They are so comfortable that many people can wear them for hours: the so-called in-ear headphones have become an integral part of everyday life. Whether you’re on the train, jogging, or at a professional conference, these tiny wireless earphones come in handy. But is there a problem? Especially on social media, the statement is circulating that these assistants every day can lead to a fungal infection in the ear. indeed… “Is this correct”?
An incubator for pathogens is created
As practical as in-ear headphones are, they do have an edge. At least for everyone who wears them a lot and loves to wear them for hours at a time, because: Wireless headphones close the ear canal, creating a warm, moist microclimate in the ear. This, in turn, can act as a real incubator for pathogens and promote fungal infection.
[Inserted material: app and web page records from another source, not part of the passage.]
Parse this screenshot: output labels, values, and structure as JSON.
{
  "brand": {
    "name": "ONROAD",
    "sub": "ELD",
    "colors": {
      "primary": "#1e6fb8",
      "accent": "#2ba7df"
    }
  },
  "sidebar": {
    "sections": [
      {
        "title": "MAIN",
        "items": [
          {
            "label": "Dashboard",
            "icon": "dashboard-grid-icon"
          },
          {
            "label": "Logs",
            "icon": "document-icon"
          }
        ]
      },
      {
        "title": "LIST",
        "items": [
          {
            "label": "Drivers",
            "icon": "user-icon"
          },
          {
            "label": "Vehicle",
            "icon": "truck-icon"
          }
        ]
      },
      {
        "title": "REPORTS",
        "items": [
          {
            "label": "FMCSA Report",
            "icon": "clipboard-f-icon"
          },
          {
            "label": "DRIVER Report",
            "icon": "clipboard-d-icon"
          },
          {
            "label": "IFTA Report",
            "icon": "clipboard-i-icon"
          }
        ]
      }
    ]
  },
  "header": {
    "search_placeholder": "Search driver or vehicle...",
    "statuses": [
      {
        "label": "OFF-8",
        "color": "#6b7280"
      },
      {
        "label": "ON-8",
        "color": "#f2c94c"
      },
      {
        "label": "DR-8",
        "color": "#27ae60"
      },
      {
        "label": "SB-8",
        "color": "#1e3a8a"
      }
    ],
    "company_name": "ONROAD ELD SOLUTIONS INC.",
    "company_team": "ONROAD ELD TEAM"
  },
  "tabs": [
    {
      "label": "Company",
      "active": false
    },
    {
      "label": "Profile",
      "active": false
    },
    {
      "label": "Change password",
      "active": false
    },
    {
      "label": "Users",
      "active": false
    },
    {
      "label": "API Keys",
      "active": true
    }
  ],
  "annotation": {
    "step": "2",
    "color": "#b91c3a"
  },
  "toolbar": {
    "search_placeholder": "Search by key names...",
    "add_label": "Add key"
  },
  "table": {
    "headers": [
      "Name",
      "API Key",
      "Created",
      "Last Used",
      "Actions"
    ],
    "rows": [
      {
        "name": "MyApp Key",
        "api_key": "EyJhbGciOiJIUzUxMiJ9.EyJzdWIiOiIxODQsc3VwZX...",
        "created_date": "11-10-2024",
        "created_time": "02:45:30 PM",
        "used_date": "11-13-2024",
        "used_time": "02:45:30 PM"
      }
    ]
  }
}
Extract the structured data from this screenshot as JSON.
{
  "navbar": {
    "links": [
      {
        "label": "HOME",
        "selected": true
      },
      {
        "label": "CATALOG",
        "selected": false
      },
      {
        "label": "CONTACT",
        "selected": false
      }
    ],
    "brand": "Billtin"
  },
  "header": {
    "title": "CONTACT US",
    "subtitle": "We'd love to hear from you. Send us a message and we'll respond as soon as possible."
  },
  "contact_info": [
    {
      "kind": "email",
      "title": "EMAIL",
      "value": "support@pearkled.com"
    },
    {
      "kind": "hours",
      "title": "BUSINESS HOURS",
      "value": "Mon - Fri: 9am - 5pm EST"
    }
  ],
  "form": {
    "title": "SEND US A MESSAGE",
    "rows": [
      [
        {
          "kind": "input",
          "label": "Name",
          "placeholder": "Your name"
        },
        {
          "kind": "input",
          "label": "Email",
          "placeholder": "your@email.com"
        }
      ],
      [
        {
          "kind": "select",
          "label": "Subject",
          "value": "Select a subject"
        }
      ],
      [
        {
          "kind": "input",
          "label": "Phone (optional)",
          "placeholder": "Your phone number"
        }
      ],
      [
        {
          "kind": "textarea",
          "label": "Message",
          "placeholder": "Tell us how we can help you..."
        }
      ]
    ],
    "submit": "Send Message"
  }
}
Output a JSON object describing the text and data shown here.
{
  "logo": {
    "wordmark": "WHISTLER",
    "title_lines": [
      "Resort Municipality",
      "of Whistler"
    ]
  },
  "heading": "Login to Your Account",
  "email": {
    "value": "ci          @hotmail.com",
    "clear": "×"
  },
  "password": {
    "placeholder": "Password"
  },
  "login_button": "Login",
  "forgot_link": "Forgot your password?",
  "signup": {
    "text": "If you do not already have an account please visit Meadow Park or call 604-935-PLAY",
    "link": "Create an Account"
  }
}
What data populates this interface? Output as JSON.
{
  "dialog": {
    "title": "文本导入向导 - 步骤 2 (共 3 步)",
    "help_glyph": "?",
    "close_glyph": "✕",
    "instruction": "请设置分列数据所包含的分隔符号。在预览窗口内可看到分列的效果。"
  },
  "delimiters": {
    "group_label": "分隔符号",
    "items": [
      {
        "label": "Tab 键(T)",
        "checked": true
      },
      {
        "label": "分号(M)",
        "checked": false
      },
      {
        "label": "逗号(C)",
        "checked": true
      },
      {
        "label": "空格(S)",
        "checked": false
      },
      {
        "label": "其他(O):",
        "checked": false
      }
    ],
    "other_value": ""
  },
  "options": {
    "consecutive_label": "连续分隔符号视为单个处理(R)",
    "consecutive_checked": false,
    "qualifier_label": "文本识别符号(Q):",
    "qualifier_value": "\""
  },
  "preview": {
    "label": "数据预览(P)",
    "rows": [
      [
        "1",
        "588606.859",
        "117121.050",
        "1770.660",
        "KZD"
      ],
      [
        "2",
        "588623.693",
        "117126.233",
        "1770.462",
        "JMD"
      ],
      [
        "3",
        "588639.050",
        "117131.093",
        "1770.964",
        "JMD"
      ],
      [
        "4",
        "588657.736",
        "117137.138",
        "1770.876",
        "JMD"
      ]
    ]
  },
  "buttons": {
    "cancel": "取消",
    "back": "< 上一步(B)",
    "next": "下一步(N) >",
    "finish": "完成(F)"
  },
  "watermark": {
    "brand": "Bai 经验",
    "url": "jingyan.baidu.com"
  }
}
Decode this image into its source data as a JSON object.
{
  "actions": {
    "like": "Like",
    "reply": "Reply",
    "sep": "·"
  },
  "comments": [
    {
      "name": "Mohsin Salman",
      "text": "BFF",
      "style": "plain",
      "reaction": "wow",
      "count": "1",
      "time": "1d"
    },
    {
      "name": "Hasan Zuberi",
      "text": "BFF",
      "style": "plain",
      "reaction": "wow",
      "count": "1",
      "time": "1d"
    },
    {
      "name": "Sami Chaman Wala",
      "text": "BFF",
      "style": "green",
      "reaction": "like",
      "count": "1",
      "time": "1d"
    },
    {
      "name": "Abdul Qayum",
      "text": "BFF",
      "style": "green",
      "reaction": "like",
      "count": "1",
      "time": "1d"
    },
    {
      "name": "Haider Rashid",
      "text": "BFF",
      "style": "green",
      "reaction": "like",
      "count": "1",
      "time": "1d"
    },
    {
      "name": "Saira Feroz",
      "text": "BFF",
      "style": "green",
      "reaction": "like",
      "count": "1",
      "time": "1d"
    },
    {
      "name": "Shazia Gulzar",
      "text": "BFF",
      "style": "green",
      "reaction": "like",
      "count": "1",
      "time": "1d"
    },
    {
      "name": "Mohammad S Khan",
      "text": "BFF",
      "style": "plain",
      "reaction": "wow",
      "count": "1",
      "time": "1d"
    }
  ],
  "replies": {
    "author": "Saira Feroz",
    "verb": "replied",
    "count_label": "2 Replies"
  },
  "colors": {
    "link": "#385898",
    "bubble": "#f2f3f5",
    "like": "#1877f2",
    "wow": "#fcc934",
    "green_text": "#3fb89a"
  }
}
fungus can infect the ear canal, So it is called Otomykose Arises. Otomycosis is a fungal infection that can occur in the external auditory canal. Any foreign body, including hearing aids, is a risk factor for ear fungus. In other words, anyone who wears earbuds frequently and for extended periods of time tends to be at risk.
Come in addition: Earwax is pushed further into the ear canal by headphones. This, in turn, impairs the ear’s self-cleaning function – pathogens such as bacteria or fungi can no longer be properly broken down.
What are the symptoms of this infection caused by bacteria or fungi? The ear itches or hurts, and sometimes the ear canal cries or smells bad. The ear canal can also become swollen, which can lead to hearing loss.
If you notice these symptoms in yourself, it is recommended to consult a doctor’s office. After proper treatment, the fungal infection usually clears up within 10 to 14 days.
This is how you can prevent it
But what if you’re reluctant to do without in-ear headphones – but of course you want to avoid such infections?
The most important preventive method To clean your headphones and case regularly. Anyone who also tends to have increased earwax production should regularly clean their ear canals.
And perhaps the easiest way of all: especially in the summer or when playing sports, it is recommended to give your ears a break after wearing in-ear headphones so that the auditory canal is ventilated.
By the way: fungal infections can be contagious. In order to prevent transmission, earphones should therefore not be exchanged – neither from person to person nor from ear to ear.
“Is it true…” that earphones can trigger an ear infection? (picture: David Weinert)
Note: This text is for general information only. This information is not a substitute for medical treatment by a professional. If you have any health issues or concerns, be sure to contact your family doctor.